*** SOURCE INFORMATION Section Begins ***

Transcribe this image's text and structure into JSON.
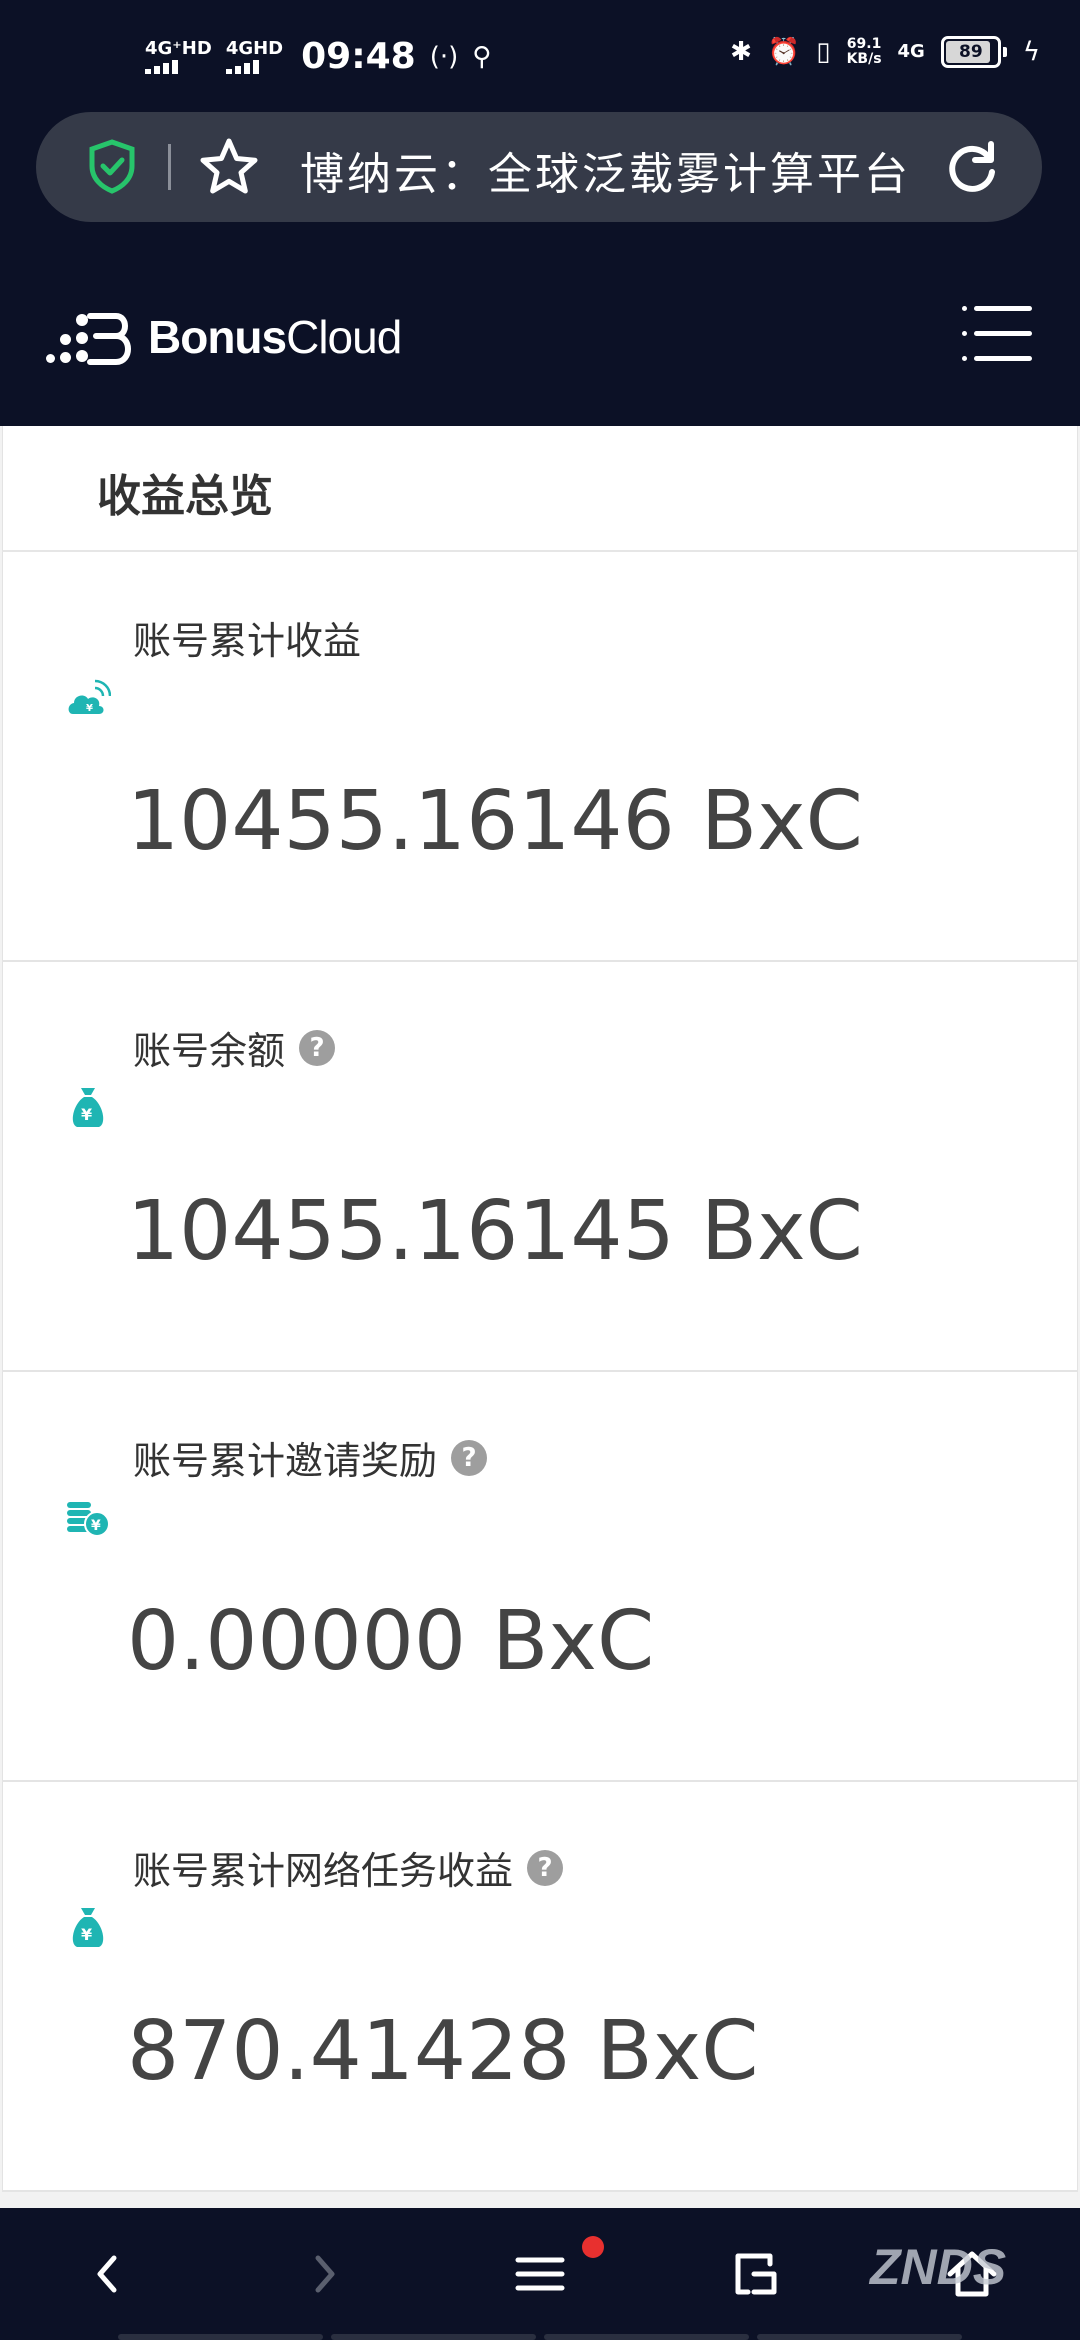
{
  "status_bar": {
    "signal1": "4G⁺HD",
    "signal2": "4GHD",
    "time": "09:48",
    "speed_value": "69.1",
    "speed_unit": "KB/s",
    "network": "4G",
    "battery": "89",
    "battery_level": 0.89
  },
  "browser": {
    "page_title": "博纳云：全球泛载雾计算平台",
    "accent_color": "#27c46b"
  },
  "site": {
    "logo_bold": "Bonus",
    "logo_light": "Cloud"
  },
  "overview": {
    "title": "收益总览"
  },
  "cards": [
    {
      "label": "账号累计收益",
      "value": "10455.16146 BxC",
      "icon": "cloud-coin-icon",
      "has_help": false
    },
    {
      "label": "账号余额",
      "value": "10455.16145 BxC",
      "icon": "money-bag-icon",
      "has_help": true
    },
    {
      "label": "账号累计邀请奖励",
      "value": "0.00000 BxC",
      "icon": "coin-stack-icon",
      "has_help": true
    },
    {
      "label": "账号累计网络任务收益",
      "value": "870.41428 BxC",
      "icon": "money-bag-icon",
      "has_help": true
    }
  ],
  "help_glyph": "?",
  "icon_color": "#1fb5b3",
  "bottom_nav": {
    "watermark": "ZNDS",
    "has_notification": true
  }
}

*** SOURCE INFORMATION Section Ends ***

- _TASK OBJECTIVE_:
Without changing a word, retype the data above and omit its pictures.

- _SOLUTION_:
Transcribe this image's text and structure into JSON.
{
  "status_bar": {
    "signal1": "4G⁺HD",
    "signal2": "4GHD",
    "time": "09:48",
    "speed_value": "69.1",
    "speed_unit": "KB/s",
    "network": "4G",
    "battery": "89",
    "battery_level": 0.89
  },
  "browser": {
    "page_title": "博纳云：全球泛载雾计算平台",
    "accent_color": "#27c46b"
  },
  "site": {
    "logo_bold": "Bonus",
    "logo_light": "Cloud"
  },
  "overview": {
    "title": "收益总览"
  },
  "cards": [
    {
      "label": "账号累计收益",
      "value": "10455.16146 BxC",
      "icon": "cloud-coin-icon",
      "has_help": false
    },
    {
      "label": "账号余额",
      "value": "10455.16145 BxC",
      "icon": "money-bag-icon",
      "has_help": true
    },
    {
      "label": "账号累计邀请奖励",
      "value": "0.00000 BxC",
      "icon": "coin-stack-icon",
      "has_help": true
    },
    {
      "label": "账号累计网络任务收益",
      "value": "870.41428 BxC",
      "icon": "money-bag-icon",
      "has_help": true
    }
  ],
  "help_glyph": "?",
  "icon_color": "#1fb5b3",
  "bottom_nav": {
    "watermark": "ZNDS",
    "has_notification": true
  }
}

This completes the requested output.